TALLAHASSEE, Fla. (WTXL) — Tropical forecast data stretching out beyond one week is usually prone to a wide margin of error, but there are times when various versions of the models try to hone in on a particular pattern.
Such is the case with a blob of moisture, straddling the landmass in the lower part of Central America.
A small low-pressure circulation has essentially faded, and its chances to grow into a stronger tropical low are zero. However, the broader area of moisture will not be quick to disappear.
Tropical systems require high amounts of moisture to begin to transform into a more organized disturbance. Over the weekend, the moisture will continue to stretch across Central America and nearby waters of the Pacific Ocean and the Caribbean Sea.
The long-range forecast models show the moisture source drifting north into early next week, reaching areas near the Yucatan Peninsula and adjacent waters.
This location is a prime zone for mid-June tropical disturbances to take shape. Water temperatures are in the middle 80s within the Bay of Campeche and the far southwestern Gulf of Mexico.
Precise forecasting of the development and movement of a tropical low in this region is not dependable as of the time of this article's publication (June 10, 2021). But most longer-term guidance for the middle and end of next week have consistently indicated a disturbance moving north in this prime region of tropical system growth.
The First Alert Weather team will stay on top of pattern changes and adjustments in the days ahead to keep you aware and informed of any potential tropical lows in the Gulf of Mexico.
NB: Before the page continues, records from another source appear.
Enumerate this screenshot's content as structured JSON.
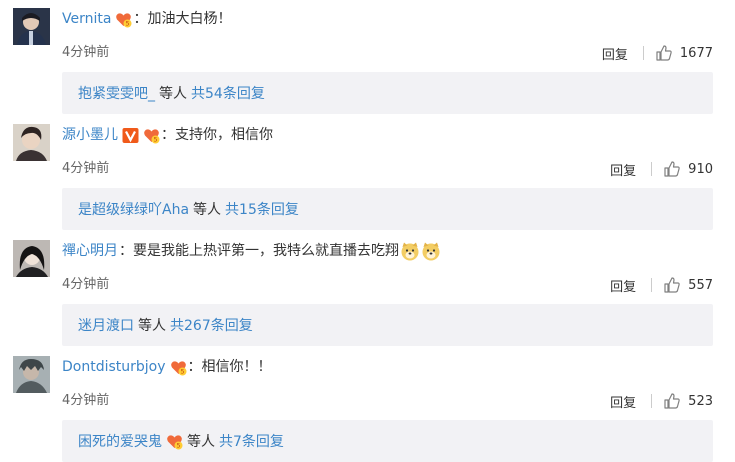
{
  "comments": [
    {
      "username": "Vernita",
      "badges": [
        "vip-heart-icon"
      ],
      "text": "加油大白杨！",
      "emojis": [],
      "time": "4分钟前",
      "reply_label": "回复",
      "likes": "1677",
      "reply_box": {
        "user": "抱紧雯雯吧_",
        "mid": "等人",
        "count": "共54条回复",
        "badges": []
      }
    },
    {
      "username": "源小墨儿",
      "badges": [
        "verified-v-icon",
        "vip-heart-icon"
      ],
      "text": "支持你，相信你",
      "emojis": [],
      "time": "4分钟前",
      "reply_label": "回复",
      "likes": "910",
      "reply_box": {
        "user": "是超级绿绿吖Aha",
        "mid": "等人",
        "count": "共15条回复",
        "badges": []
      }
    },
    {
      "username": "禪心明月",
      "badges": [],
      "text": "要是我能上热评第一，我特么就直播去吃翔",
      "emojis": [
        "doge-emoji-icon",
        "doge-emoji-icon"
      ],
      "time": "4分钟前",
      "reply_label": "回复",
      "likes": "557",
      "reply_box": {
        "user": "迷月渡口",
        "mid": "等人",
        "count": "共267条回复",
        "badges": []
      }
    },
    {
      "username": "Dontdisturbjoy",
      "badges": [
        "vip-heart-icon"
      ],
      "text": "相信你！！",
      "emojis": [],
      "time": "4分钟前",
      "reply_label": "回复",
      "likes": "523",
      "reply_box": {
        "user": "困死的爱哭鬼",
        "mid": "等人",
        "count": "共7条回复",
        "badges": [
          "vip-heart-icon"
        ]
      }
    }
  ],
  "colors": {
    "link": "#3c85c7",
    "text": "#333333",
    "reply_bg": "#f2f2f5"
  }
}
As always, be sure to follow the ABC 27 First Alert Weather Team on Facebook and Twitter. Be sure to download the Storm Shield App to get watches and warnings delivered straight to your phone to stay updated on your forecast through the week. Get the app today: iPhone/iPad | Android.